### Instructions for the task
Count the lines below containing "selected". Number only.

### Records for the exercise
+ + + + + + +

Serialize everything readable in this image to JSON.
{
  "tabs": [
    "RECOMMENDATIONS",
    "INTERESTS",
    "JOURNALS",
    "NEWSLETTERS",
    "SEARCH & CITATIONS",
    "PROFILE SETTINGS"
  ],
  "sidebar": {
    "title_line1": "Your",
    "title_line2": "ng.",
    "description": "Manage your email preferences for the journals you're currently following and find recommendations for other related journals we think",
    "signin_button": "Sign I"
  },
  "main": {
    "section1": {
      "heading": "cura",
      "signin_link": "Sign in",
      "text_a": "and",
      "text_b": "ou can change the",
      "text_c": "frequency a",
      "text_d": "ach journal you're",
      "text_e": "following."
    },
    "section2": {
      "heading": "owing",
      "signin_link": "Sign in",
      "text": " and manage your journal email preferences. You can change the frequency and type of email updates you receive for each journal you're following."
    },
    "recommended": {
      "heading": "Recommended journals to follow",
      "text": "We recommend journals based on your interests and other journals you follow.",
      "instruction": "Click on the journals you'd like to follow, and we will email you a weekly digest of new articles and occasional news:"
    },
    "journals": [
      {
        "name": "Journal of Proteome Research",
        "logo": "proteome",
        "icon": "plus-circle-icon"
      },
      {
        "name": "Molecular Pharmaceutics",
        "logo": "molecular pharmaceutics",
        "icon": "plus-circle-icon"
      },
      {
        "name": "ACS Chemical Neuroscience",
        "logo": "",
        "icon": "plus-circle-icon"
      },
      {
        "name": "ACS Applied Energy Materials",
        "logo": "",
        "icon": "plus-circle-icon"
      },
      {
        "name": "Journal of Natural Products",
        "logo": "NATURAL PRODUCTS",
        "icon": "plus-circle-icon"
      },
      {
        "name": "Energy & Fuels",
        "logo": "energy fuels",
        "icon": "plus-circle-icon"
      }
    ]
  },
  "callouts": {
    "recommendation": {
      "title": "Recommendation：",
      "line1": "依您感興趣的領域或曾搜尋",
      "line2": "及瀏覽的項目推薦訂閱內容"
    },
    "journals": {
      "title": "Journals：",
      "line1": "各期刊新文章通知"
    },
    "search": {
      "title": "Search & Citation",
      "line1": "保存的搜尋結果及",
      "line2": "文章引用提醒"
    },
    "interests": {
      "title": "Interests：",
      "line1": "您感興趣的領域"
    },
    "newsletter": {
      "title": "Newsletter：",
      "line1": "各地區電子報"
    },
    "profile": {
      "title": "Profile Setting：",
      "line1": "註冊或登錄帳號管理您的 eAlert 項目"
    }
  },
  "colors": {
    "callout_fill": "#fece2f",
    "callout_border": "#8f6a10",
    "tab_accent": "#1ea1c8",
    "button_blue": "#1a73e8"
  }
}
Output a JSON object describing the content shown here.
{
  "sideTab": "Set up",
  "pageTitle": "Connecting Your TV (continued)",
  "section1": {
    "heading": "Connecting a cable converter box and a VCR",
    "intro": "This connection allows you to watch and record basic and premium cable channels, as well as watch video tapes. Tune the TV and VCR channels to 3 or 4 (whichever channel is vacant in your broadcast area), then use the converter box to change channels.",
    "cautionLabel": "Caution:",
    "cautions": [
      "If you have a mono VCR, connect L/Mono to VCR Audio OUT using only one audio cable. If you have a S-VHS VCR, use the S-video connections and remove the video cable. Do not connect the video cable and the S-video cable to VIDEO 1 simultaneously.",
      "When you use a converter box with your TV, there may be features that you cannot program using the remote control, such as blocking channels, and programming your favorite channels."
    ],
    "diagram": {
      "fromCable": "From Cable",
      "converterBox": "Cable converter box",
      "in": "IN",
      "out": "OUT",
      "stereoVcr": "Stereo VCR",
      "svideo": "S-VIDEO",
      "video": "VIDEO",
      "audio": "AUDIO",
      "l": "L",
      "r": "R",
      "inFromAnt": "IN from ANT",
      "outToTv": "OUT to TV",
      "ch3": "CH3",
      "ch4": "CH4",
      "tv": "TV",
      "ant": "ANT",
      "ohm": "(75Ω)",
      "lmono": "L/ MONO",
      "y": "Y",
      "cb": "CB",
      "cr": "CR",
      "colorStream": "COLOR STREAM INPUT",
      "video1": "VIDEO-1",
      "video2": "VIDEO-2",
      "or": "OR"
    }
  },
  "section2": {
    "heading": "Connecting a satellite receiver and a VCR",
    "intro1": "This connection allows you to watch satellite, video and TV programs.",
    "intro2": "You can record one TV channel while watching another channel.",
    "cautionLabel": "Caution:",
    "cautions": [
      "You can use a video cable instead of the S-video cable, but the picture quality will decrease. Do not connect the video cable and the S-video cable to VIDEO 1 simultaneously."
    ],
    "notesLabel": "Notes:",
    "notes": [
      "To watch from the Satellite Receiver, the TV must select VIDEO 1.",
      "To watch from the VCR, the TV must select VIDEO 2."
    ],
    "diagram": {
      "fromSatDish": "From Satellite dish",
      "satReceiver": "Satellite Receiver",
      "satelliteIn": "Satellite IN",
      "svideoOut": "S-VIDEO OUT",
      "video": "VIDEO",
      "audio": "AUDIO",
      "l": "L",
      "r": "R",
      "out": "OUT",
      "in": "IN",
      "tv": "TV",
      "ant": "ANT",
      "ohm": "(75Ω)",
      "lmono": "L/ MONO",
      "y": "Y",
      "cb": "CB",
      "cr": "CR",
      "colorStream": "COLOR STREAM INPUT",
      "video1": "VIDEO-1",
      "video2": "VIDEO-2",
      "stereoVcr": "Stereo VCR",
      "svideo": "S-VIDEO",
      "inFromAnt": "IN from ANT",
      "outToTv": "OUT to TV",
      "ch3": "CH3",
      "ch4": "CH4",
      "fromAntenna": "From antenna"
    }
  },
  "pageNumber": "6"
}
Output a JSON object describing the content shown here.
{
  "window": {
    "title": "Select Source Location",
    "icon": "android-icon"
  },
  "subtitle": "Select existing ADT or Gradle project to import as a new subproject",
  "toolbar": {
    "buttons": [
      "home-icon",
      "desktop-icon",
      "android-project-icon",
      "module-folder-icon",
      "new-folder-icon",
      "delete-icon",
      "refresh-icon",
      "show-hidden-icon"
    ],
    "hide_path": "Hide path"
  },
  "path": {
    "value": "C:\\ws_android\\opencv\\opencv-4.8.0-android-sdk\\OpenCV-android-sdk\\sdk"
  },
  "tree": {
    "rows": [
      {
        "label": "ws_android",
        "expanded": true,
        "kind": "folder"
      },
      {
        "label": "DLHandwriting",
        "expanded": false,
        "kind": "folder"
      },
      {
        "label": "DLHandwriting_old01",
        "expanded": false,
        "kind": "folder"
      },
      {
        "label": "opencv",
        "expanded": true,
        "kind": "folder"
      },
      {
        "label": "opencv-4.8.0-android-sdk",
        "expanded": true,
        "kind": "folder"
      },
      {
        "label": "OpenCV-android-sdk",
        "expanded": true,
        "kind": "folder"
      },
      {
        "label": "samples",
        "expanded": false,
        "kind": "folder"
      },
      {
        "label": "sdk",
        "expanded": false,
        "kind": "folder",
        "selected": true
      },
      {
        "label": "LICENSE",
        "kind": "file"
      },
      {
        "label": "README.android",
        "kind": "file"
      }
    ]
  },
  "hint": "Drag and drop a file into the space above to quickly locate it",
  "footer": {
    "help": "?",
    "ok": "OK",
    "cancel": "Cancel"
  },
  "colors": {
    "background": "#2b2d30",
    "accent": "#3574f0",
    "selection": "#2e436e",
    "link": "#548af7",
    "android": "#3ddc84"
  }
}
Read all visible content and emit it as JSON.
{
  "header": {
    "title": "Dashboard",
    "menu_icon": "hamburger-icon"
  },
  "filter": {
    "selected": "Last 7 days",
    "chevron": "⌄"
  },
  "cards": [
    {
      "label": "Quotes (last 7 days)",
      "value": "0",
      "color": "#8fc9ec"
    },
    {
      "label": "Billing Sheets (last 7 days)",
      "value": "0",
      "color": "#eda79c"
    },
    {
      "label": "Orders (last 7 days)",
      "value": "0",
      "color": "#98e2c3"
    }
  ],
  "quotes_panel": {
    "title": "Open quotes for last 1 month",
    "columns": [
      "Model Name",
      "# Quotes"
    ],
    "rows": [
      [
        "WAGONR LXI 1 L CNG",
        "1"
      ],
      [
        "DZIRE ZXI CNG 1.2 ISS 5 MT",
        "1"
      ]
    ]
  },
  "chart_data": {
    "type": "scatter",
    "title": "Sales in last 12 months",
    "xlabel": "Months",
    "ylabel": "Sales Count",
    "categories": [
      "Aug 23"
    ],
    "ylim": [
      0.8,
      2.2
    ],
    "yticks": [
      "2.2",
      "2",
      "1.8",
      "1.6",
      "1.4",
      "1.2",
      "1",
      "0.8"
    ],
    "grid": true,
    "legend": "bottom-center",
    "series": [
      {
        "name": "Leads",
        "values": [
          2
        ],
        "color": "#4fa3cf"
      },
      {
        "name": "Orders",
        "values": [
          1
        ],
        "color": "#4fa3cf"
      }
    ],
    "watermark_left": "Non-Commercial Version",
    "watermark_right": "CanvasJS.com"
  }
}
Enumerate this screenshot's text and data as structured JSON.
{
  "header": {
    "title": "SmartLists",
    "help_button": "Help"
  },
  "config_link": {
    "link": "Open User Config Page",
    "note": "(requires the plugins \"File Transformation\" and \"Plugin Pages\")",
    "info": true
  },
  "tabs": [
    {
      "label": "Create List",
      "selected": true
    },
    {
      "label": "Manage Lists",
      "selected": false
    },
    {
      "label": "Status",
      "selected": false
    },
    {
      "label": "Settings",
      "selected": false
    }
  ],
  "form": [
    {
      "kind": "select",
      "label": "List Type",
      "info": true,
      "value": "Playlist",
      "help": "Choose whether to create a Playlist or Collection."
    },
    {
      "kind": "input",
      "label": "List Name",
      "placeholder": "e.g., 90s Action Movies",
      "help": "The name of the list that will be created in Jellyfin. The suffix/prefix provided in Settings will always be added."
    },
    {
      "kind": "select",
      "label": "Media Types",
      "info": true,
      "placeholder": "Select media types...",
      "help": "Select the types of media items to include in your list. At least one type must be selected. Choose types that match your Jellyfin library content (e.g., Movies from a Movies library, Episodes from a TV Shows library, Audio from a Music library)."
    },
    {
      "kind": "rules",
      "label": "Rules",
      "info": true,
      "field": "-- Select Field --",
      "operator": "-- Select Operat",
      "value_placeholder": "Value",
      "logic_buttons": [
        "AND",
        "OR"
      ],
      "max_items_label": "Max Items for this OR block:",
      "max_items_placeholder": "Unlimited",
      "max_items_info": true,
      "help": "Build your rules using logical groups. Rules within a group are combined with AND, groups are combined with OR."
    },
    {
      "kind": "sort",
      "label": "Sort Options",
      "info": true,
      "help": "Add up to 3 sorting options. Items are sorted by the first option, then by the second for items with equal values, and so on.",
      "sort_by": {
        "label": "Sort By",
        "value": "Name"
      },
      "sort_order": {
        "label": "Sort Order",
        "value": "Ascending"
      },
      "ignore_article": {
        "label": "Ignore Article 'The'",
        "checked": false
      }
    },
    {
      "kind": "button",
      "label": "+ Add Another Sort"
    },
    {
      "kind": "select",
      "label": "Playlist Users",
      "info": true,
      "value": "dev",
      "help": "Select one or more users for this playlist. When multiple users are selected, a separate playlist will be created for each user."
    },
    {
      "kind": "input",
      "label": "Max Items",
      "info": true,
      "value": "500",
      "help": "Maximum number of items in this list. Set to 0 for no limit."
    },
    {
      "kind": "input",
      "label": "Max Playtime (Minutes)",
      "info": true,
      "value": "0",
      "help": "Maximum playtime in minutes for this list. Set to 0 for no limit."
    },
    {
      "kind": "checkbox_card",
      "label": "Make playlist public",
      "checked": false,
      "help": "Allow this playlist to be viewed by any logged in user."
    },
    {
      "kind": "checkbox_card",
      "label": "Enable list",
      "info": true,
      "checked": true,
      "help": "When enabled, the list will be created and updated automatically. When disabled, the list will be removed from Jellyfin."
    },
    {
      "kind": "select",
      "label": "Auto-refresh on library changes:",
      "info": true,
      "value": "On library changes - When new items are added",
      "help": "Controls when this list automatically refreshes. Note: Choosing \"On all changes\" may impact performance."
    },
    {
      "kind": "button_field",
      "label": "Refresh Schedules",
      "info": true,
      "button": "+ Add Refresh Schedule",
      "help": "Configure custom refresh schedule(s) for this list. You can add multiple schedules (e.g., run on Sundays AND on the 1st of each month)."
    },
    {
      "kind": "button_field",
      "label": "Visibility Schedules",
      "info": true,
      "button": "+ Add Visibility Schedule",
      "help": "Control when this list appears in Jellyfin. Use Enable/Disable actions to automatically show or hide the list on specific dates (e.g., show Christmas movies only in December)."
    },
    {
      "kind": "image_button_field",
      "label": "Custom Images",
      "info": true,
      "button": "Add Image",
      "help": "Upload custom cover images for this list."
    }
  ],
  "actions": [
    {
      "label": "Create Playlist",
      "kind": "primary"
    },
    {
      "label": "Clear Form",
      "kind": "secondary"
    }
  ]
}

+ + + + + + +

### Result
8